THE DATA:
************

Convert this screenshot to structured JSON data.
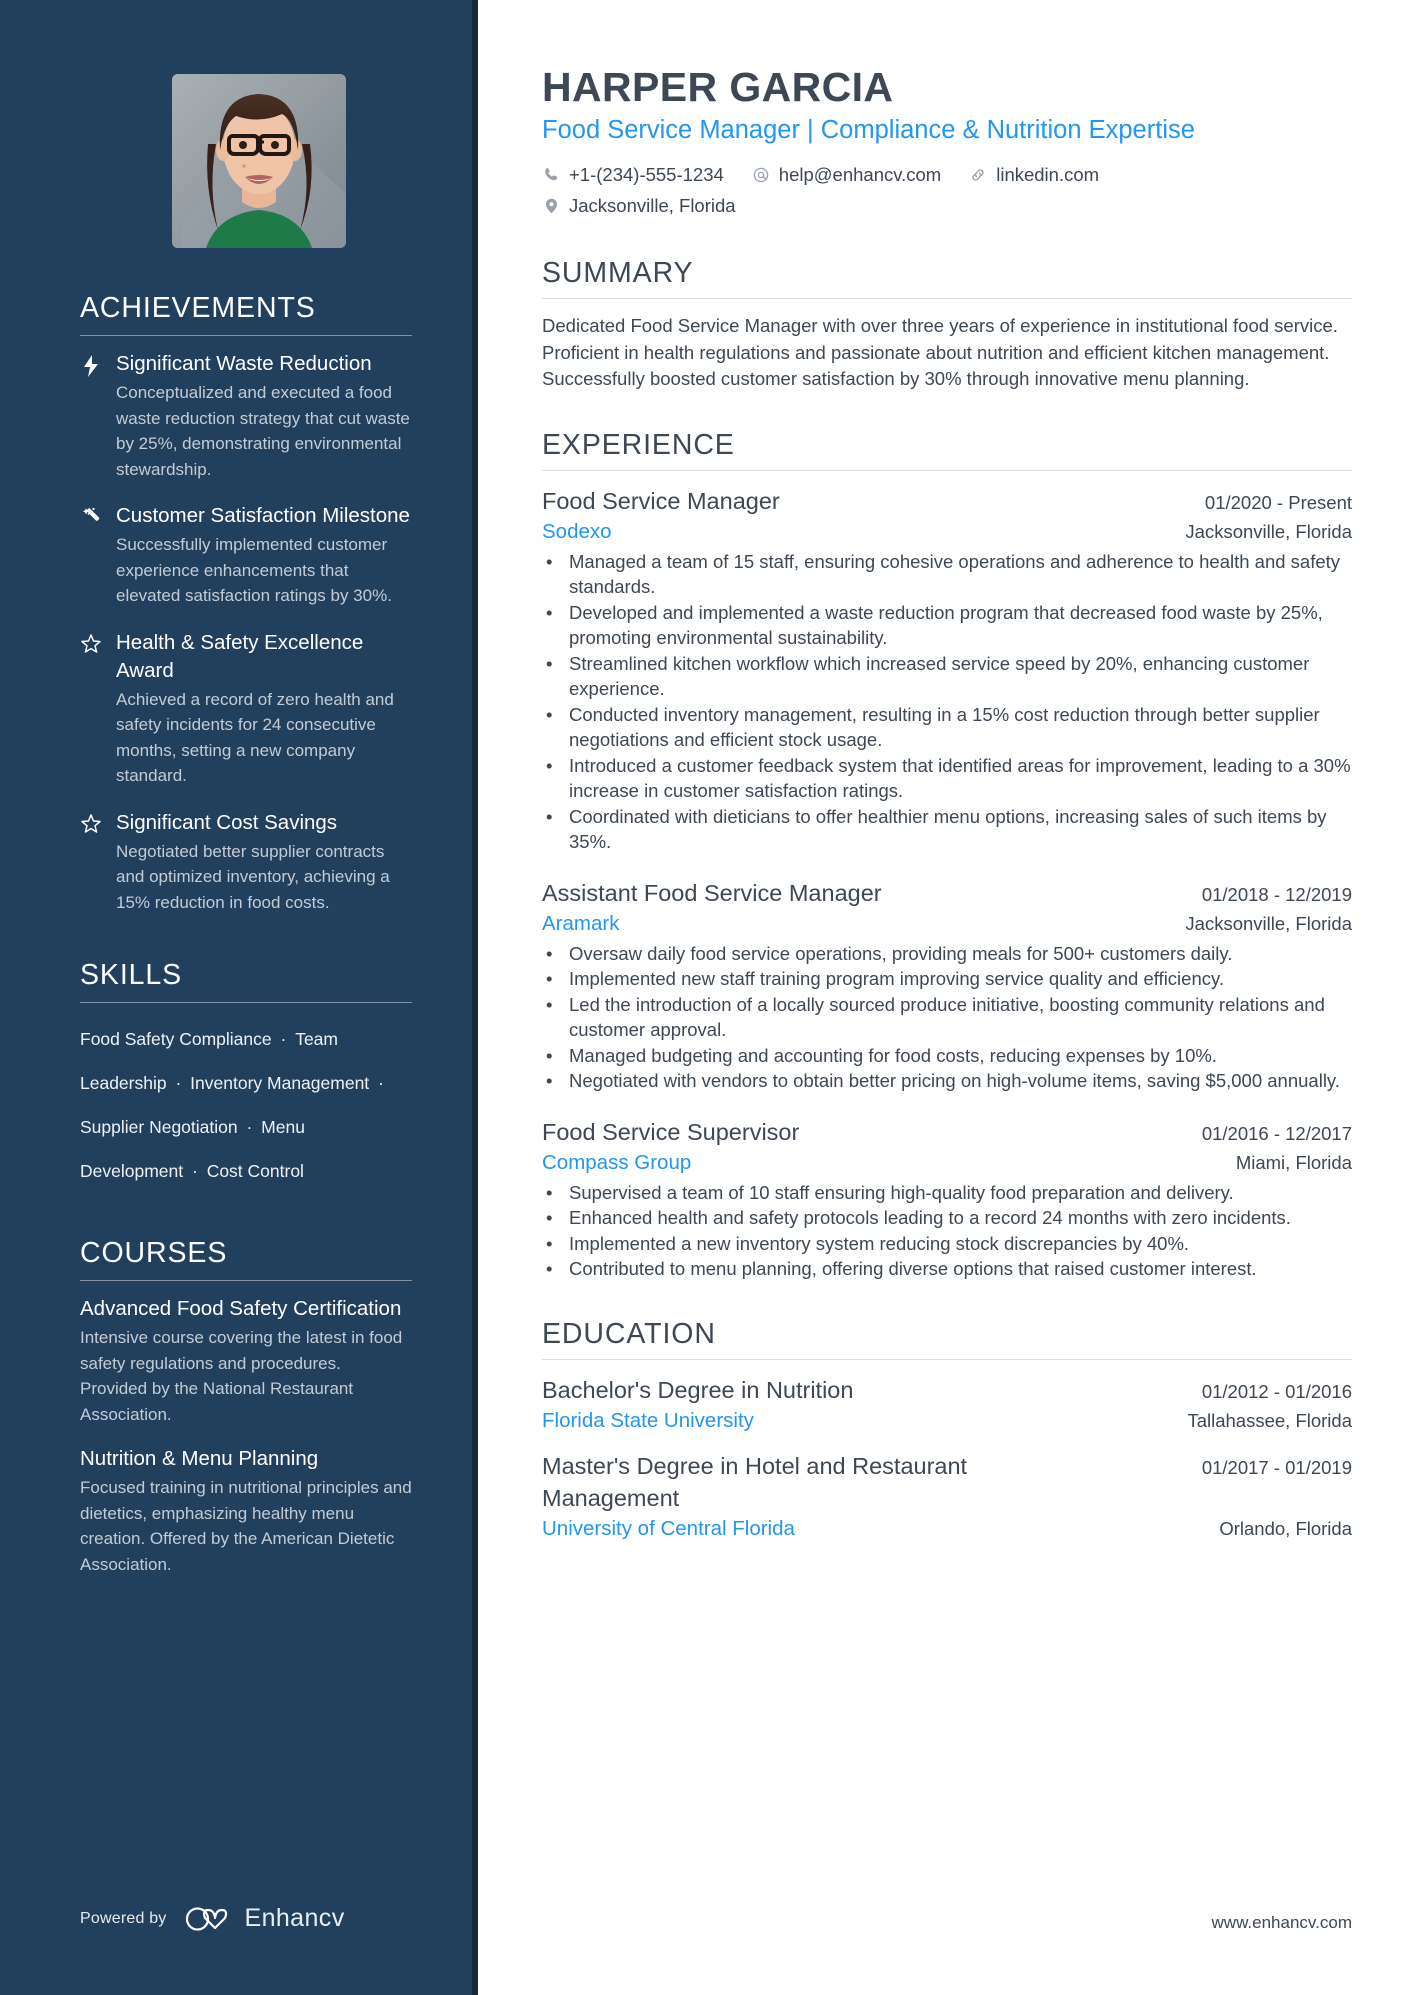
{
  "header": {
    "name": "HARPER GARCIA",
    "headline": "Food Service Manager | Compliance & Nutrition Expertise",
    "contacts": [
      {
        "icon": "phone-icon",
        "text": "+1-(234)-555-1234"
      },
      {
        "icon": "email-icon",
        "text": "help@enhancv.com"
      },
      {
        "icon": "link-icon",
        "text": "linkedin.com"
      },
      {
        "icon": "location-icon",
        "text": "Jacksonville, Florida"
      }
    ],
    "photo_alt": "profile-photo"
  },
  "sidebar": {
    "achievements": {
      "title": "ACHIEVEMENTS",
      "items": [
        {
          "icon": "bolt-icon",
          "title": "Significant Waste Reduction",
          "desc": "Conceptualized and executed a food waste reduction strategy that cut waste by 25%, demonstrating environmental stewardship."
        },
        {
          "icon": "magic-wand-icon",
          "title": "Customer Satisfaction Milestone",
          "desc": "Successfully implemented customer experience enhancements that elevated satisfaction ratings by 30%."
        },
        {
          "icon": "star-icon",
          "title": "Health & Safety Excellence Award",
          "desc": "Achieved a record of zero health and safety incidents for 24 consecutive months, setting a new company standard."
        },
        {
          "icon": "star-icon",
          "title": "Significant Cost Savings",
          "desc": "Negotiated better supplier contracts and optimized inventory, achieving a 15% reduction in food costs."
        }
      ]
    },
    "skills": {
      "title": "SKILLS",
      "separator": "·",
      "items": [
        "Food Safety Compliance",
        "Team Leadership",
        "Inventory Management",
        "Supplier Negotiation",
        "Menu Development",
        "Cost Control"
      ]
    },
    "courses": {
      "title": "COURSES",
      "items": [
        {
          "title": "Advanced Food Safety Certification",
          "desc": "Intensive course covering the latest in food safety regulations and procedures. Provided by the National Restaurant Association."
        },
        {
          "title": "Nutrition & Menu Planning",
          "desc": "Focused training in nutritional principles and dietetics, emphasizing healthy menu creation. Offered by the American Dietetic Association."
        }
      ]
    },
    "footer": {
      "powered_by": "Powered by",
      "brand": "Enhancv"
    }
  },
  "main": {
    "summary": {
      "title": "SUMMARY",
      "text": "Dedicated Food Service Manager with over three years of experience in institutional food service. Proficient in health regulations and passionate about nutrition and efficient kitchen management. Successfully boosted customer satisfaction by 30% through innovative menu planning."
    },
    "experience": {
      "title": "EXPERIENCE",
      "jobs": [
        {
          "title": "Food Service Manager",
          "date": "01/2020 - Present",
          "company": "Sodexo",
          "location": "Jacksonville, Florida",
          "bullets": [
            "Managed a team of 15 staff, ensuring cohesive operations and adherence to health and safety standards.",
            "Developed and implemented a waste reduction program that decreased food waste by 25%, promoting environmental sustainability.",
            "Streamlined kitchen workflow which increased service speed by 20%, enhancing customer experience.",
            "Conducted inventory management, resulting in a 15% cost reduction through better supplier negotiations and efficient stock usage.",
            "Introduced a customer feedback system that identified areas for improvement, leading to a 30% increase in customer satisfaction ratings.",
            "Coordinated with dieticians to offer healthier menu options, increasing sales of such items by 35%."
          ]
        },
        {
          "title": "Assistant Food Service Manager",
          "date": "01/2018 - 12/2019",
          "company": "Aramark",
          "location": "Jacksonville, Florida",
          "bullets": [
            "Oversaw daily food service operations, providing meals for 500+ customers daily.",
            "Implemented new staff training program improving service quality and efficiency.",
            "Led the introduction of a locally sourced produce initiative, boosting community relations and customer approval.",
            "Managed budgeting and accounting for food costs, reducing expenses by 10%.",
            "Negotiated with vendors to obtain better pricing on high-volume items, saving $5,000 annually."
          ]
        },
        {
          "title": "Food Service Supervisor",
          "date": "01/2016 - 12/2017",
          "company": "Compass Group",
          "location": "Miami, Florida",
          "bullets": [
            "Supervised a team of 10 staff ensuring high-quality food preparation and delivery.",
            "Enhanced health and safety protocols leading to a record 24 months with zero incidents.",
            "Implemented a new inventory system reducing stock discrepancies by 40%.",
            "Contributed to menu planning, offering diverse options that raised customer interest."
          ]
        }
      ]
    },
    "education": {
      "title": "EDUCATION",
      "items": [
        {
          "title": "Bachelor's Degree in Nutrition",
          "date": "01/2012 - 01/2016",
          "school": "Florida State University",
          "location": "Tallahassee, Florida"
        },
        {
          "title": "Master's Degree in Hotel and Restaurant Management",
          "date": "01/2017 - 01/2019",
          "school": "University of Central Florida",
          "location": "Orlando, Florida"
        }
      ]
    },
    "footer": {
      "website": "www.enhancv.com"
    }
  },
  "colors": {
    "sidebar_bg": "#21405e",
    "sidebar_edge": "#14293d",
    "accent_blue": "#2196f3",
    "body_text": "#3e4855",
    "muted_text": "#c3ccd5"
  },
  "bullet_glyph": "•"
}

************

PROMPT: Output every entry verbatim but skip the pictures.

FINISHED TASK:
Convert this screenshot to structured JSON data.
{
  "header": {
    "name": "HARPER GARCIA",
    "headline": "Food Service Manager | Compliance & Nutrition Expertise",
    "contacts": [
      {
        "icon": "phone-icon",
        "text": "+1-(234)-555-1234"
      },
      {
        "icon": "email-icon",
        "text": "help@enhancv.com"
      },
      {
        "icon": "link-icon",
        "text": "linkedin.com"
      },
      {
        "icon": "location-icon",
        "text": "Jacksonville, Florida"
      }
    ],
    "photo_alt": "profile-photo"
  },
  "sidebar": {
    "achievements": {
      "title": "ACHIEVEMENTS",
      "items": [
        {
          "icon": "bolt-icon",
          "title": "Significant Waste Reduction",
          "desc": "Conceptualized and executed a food waste reduction strategy that cut waste by 25%, demonstrating environmental stewardship."
        },
        {
          "icon": "magic-wand-icon",
          "title": "Customer Satisfaction Milestone",
          "desc": "Successfully implemented customer experience enhancements that elevated satisfaction ratings by 30%."
        },
        {
          "icon": "star-icon",
          "title": "Health & Safety Excellence Award",
          "desc": "Achieved a record of zero health and safety incidents for 24 consecutive months, setting a new company standard."
        },
        {
          "icon": "star-icon",
          "title": "Significant Cost Savings",
          "desc": "Negotiated better supplier contracts and optimized inventory, achieving a 15% reduction in food costs."
        }
      ]
    },
    "skills": {
      "title": "SKILLS",
      "separator": "·",
      "items": [
        "Food Safety Compliance",
        "Team Leadership",
        "Inventory Management",
        "Supplier Negotiation",
        "Menu Development",
        "Cost Control"
      ]
    },
    "courses": {
      "title": "COURSES",
      "items": [
        {
          "title": "Advanced Food Safety Certification",
          "desc": "Intensive course covering the latest in food safety regulations and procedures. Provided by the National Restaurant Association."
        },
        {
          "title": "Nutrition & Menu Planning",
          "desc": "Focused training in nutritional principles and dietetics, emphasizing healthy menu creation. Offered by the American Dietetic Association."
        }
      ]
    },
    "footer": {
      "powered_by": "Powered by",
      "brand": "Enhancv"
    }
  },
  "main": {
    "summary": {
      "title": "SUMMARY",
      "text": "Dedicated Food Service Manager with over three years of experience in institutional food service. Proficient in health regulations and passionate about nutrition and efficient kitchen management. Successfully boosted customer satisfaction by 30% through innovative menu planning."
    },
    "experience": {
      "title": "EXPERIENCE",
      "jobs": [
        {
          "title": "Food Service Manager",
          "date": "01/2020 - Present",
          "company": "Sodexo",
          "location": "Jacksonville, Florida",
          "bullets": [
            "Managed a team of 15 staff, ensuring cohesive operations and adherence to health and safety standards.",
            "Developed and implemented a waste reduction program that decreased food waste by 25%, promoting environmental sustainability.",
            "Streamlined kitchen workflow which increased service speed by 20%, enhancing customer experience.",
            "Conducted inventory management, resulting in a 15% cost reduction through better supplier negotiations and efficient stock usage.",
            "Introduced a customer feedback system that identified areas for improvement, leading to a 30% increase in customer satisfaction ratings.",
            "Coordinated with dieticians to offer healthier menu options, increasing sales of such items by 35%."
          ]
        },
        {
          "title": "Assistant Food Service Manager",
          "date": "01/2018 - 12/2019",
          "company": "Aramark",
          "location": "Jacksonville, Florida",
          "bullets": [
            "Oversaw daily food service operations, providing meals for 500+ customers daily.",
            "Implemented new staff training program improving service quality and efficiency.",
            "Led the introduction of a locally sourced produce initiative, boosting community relations and customer approval.",
            "Managed budgeting and accounting for food costs, reducing expenses by 10%.",
            "Negotiated with vendors to obtain better pricing on high-volume items, saving $5,000 annually."
          ]
        },
        {
          "title": "Food Service Supervisor",
          "date": "01/2016 - 12/2017",
          "company": "Compass Group",
          "location": "Miami, Florida",
          "bullets": [
            "Supervised a team of 10 staff ensuring high-quality food preparation and delivery.",
            "Enhanced health and safety protocols leading to a record 24 months with zero incidents.",
            "Implemented a new inventory system reducing stock discrepancies by 40%.",
            "Contributed to menu planning, offering diverse options that raised customer interest."
          ]
        }
      ]
    },
    "education": {
      "title": "EDUCATION",
      "items": [
        {
          "title": "Bachelor's Degree in Nutrition",
          "date": "01/2012 - 01/2016",
          "school": "Florida State University",
          "location": "Tallahassee, Florida"
        },
        {
          "title": "Master's Degree in Hotel and Restaurant Management",
          "date": "01/2017 - 01/2019",
          "school": "University of Central Florida",
          "location": "Orlando, Florida"
        }
      ]
    },
    "footer": {
      "website": "www.enhancv.com"
    }
  },
  "colors": {
    "sidebar_bg": "#21405e",
    "sidebar_edge": "#14293d",
    "accent_blue": "#2196f3",
    "body_text": "#3e4855",
    "muted_text": "#c3ccd5"
  },
  "bullet_glyph": "•"
}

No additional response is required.